**Records**

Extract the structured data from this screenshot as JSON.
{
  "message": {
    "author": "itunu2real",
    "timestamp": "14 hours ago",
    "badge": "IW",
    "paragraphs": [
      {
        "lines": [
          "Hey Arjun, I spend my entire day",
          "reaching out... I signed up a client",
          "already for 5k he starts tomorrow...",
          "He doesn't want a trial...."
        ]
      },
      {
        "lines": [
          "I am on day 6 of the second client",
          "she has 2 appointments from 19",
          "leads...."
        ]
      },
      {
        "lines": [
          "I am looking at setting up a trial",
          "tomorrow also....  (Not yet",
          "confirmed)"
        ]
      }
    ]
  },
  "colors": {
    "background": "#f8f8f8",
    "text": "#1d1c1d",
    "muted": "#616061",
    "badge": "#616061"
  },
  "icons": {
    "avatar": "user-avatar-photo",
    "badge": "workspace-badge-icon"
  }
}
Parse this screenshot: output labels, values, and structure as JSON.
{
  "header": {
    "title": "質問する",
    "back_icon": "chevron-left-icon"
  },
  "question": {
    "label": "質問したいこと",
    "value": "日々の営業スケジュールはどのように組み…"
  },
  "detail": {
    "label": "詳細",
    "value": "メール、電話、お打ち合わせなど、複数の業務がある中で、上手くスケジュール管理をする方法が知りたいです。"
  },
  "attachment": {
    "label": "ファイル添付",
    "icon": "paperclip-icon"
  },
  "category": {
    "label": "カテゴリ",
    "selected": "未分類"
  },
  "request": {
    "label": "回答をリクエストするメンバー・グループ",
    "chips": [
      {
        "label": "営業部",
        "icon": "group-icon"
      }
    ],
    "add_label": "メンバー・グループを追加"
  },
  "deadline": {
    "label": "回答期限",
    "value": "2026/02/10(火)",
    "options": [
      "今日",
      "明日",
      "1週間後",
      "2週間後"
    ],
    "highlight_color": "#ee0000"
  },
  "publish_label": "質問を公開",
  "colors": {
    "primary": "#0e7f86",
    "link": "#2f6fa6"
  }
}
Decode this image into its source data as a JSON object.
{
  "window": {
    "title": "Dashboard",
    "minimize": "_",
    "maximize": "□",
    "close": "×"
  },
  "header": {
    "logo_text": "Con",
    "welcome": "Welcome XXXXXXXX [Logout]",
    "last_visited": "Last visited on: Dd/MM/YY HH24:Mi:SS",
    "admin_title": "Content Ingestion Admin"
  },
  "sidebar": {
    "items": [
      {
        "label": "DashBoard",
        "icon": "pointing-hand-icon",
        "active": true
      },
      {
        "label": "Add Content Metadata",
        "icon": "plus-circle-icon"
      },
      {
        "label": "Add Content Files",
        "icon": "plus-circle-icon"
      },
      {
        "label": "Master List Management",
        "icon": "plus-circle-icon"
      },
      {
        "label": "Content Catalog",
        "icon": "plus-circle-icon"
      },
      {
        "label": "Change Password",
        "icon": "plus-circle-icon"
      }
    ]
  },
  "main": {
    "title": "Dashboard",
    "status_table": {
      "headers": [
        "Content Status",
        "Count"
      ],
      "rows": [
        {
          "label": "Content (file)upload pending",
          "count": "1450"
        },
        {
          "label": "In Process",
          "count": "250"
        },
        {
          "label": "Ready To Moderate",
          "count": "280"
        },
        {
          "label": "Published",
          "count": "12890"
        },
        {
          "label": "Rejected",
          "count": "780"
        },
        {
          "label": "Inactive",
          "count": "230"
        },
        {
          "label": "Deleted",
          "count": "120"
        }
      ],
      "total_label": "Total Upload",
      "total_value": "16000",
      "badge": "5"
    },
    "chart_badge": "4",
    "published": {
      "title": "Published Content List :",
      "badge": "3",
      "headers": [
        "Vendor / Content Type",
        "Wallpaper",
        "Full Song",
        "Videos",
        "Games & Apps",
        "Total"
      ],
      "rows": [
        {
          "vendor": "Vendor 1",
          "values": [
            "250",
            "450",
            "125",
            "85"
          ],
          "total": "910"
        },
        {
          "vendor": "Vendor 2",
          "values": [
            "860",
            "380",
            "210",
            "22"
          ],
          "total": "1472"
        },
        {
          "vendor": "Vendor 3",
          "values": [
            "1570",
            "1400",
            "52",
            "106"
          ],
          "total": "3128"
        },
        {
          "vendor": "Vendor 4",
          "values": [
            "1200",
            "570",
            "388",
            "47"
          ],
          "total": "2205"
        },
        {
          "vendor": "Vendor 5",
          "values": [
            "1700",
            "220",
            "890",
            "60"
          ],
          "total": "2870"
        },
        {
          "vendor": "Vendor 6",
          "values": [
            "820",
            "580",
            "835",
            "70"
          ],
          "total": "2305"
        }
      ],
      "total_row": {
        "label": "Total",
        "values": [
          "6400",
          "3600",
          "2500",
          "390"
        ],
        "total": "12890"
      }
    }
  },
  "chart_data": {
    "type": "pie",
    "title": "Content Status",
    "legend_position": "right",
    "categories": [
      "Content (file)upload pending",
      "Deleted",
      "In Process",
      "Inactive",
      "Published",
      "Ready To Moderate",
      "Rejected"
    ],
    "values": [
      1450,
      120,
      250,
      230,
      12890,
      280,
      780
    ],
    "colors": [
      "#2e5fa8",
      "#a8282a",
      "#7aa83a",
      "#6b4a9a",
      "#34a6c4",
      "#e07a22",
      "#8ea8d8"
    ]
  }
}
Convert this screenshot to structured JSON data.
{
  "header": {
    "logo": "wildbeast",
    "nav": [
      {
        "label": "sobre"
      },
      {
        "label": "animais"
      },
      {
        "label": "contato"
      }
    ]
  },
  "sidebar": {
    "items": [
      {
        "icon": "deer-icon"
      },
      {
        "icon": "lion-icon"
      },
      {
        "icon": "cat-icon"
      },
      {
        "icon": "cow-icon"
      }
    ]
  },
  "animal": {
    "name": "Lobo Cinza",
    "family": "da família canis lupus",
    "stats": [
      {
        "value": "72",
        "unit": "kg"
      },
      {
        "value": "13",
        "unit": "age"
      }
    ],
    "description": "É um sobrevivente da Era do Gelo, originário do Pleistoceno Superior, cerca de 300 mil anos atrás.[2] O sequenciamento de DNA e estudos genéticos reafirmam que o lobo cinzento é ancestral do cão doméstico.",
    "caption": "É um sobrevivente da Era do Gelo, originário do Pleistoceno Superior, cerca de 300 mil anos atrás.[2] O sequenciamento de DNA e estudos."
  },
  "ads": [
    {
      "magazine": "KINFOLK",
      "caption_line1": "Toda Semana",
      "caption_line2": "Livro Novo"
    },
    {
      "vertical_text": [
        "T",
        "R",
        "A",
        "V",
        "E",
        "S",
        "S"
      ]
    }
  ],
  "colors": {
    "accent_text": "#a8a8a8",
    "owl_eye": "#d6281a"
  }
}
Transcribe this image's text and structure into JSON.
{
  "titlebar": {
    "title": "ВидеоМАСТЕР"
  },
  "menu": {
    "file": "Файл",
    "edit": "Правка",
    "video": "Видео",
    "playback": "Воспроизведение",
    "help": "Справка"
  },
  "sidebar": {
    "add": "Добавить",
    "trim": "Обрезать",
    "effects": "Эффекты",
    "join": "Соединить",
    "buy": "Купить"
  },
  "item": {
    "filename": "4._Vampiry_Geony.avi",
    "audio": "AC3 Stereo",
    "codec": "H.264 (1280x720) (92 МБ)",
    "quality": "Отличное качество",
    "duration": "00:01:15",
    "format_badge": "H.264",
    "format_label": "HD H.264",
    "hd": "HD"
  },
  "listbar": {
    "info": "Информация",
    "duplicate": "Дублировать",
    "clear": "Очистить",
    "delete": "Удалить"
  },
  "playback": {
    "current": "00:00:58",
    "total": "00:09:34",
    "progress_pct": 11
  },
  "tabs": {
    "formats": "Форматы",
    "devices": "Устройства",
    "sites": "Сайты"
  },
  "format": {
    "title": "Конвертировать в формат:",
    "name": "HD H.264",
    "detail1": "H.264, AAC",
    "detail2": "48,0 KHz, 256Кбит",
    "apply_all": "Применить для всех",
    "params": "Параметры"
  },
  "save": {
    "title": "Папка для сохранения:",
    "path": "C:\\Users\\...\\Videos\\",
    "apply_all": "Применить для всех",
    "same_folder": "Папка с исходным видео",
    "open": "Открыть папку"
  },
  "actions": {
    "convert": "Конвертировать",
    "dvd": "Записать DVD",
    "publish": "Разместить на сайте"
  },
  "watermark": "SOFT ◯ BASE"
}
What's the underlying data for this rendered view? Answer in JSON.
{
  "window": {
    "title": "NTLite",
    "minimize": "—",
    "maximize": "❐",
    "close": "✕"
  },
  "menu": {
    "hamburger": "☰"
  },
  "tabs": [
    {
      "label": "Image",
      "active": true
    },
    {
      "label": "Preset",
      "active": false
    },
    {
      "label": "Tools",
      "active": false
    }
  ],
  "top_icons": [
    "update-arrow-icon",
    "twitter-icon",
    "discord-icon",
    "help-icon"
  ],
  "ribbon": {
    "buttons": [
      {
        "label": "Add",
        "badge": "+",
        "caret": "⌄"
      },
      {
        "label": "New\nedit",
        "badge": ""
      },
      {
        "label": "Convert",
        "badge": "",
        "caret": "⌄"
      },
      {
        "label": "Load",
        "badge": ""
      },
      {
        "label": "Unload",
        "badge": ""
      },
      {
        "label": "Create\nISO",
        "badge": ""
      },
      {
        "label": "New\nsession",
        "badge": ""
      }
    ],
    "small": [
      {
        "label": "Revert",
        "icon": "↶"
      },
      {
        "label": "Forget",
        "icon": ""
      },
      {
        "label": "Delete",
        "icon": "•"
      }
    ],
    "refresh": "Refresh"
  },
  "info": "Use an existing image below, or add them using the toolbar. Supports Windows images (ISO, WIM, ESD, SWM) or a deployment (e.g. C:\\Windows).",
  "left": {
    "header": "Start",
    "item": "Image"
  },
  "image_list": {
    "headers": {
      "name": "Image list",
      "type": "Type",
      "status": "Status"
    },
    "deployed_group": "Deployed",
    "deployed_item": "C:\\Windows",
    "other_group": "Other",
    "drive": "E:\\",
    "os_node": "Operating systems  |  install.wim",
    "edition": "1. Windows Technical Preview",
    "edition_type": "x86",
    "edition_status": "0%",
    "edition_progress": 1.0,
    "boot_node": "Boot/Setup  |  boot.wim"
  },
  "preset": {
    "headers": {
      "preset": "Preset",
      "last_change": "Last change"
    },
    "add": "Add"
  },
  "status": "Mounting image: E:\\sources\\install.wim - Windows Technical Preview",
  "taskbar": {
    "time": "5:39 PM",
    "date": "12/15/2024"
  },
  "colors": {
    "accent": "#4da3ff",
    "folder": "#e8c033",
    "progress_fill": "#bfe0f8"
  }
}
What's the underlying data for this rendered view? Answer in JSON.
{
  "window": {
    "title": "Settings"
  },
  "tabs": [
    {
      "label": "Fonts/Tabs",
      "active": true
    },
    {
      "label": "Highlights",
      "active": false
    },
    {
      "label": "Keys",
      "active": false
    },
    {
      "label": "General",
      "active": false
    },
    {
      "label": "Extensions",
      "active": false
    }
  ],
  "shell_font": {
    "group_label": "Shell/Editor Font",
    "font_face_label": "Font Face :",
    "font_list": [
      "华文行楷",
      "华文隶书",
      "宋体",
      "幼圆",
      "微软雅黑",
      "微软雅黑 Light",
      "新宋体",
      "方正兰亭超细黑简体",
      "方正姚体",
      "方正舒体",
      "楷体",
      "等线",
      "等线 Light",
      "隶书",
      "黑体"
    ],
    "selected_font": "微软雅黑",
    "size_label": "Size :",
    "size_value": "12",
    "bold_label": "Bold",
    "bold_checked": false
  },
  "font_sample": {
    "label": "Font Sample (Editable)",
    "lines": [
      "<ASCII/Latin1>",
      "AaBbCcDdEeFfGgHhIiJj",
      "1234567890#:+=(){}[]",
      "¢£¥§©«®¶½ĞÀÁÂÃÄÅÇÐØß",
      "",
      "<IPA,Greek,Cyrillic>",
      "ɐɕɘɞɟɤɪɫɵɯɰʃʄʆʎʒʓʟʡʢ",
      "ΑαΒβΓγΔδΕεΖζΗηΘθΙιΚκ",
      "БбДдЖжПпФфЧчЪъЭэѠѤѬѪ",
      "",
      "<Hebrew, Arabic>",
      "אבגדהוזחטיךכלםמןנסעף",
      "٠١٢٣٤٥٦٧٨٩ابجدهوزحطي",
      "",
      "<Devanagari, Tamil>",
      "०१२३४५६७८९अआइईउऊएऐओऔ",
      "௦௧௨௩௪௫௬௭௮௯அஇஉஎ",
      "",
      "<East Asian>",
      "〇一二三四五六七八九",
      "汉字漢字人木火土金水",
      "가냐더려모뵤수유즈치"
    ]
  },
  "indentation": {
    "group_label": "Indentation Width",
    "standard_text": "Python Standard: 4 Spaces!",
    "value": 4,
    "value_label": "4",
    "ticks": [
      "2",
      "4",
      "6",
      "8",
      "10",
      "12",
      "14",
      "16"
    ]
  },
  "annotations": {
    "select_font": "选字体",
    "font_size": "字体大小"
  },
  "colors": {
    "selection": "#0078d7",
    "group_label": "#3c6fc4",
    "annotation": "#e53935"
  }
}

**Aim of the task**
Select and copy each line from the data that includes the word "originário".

**Answer space**
    "description": "É um sobrevivente da Era do Gelo, originário do Pleistoceno Superior, cerca de 300 mil anos atrás.[2] O sequenciamento de DNA e estudos genéticos reafirmam que o lobo cinzento é ancestral do cão doméstico.",
    "caption": "É um sobrevivente da Era do Gelo, originário do Pleistoceno Superior, cerca de 300 mil anos atrás.[2] O sequenciamento de DNA e estudos."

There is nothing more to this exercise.